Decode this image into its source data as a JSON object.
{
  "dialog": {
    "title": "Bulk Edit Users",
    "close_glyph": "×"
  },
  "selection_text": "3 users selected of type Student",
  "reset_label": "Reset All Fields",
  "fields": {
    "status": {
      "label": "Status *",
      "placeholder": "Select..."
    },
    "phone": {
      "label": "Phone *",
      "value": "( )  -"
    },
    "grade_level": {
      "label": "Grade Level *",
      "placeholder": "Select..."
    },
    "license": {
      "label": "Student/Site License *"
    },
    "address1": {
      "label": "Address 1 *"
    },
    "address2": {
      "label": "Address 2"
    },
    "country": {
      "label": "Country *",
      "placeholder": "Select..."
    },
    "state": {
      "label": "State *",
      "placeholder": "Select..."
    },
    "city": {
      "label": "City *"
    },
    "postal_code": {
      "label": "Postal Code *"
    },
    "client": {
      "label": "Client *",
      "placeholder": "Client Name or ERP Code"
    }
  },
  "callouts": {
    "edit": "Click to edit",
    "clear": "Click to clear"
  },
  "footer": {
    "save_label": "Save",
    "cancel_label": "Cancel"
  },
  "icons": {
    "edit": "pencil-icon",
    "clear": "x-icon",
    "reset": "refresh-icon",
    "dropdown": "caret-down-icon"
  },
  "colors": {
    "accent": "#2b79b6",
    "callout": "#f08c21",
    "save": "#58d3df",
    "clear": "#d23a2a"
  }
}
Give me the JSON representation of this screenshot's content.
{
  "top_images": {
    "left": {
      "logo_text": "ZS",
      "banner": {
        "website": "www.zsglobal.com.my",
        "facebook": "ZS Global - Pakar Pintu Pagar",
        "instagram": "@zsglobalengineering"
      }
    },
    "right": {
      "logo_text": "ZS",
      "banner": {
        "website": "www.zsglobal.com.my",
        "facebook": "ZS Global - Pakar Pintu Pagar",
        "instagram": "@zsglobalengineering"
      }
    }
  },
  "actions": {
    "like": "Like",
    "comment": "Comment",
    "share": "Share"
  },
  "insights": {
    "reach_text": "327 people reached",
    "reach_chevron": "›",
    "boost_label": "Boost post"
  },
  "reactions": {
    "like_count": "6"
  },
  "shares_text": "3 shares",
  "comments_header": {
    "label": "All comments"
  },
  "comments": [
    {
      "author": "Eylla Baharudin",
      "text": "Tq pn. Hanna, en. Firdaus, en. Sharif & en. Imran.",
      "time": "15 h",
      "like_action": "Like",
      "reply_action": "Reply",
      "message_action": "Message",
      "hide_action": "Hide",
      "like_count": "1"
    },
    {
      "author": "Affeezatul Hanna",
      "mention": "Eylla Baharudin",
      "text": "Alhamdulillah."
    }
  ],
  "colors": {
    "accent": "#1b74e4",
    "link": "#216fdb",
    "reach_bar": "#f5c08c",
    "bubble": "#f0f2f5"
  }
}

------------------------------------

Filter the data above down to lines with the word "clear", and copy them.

## Solution to this exercise:
    "clear": "Click to clear"
    "clear": "x-icon",
    "clear": "#d23a2a"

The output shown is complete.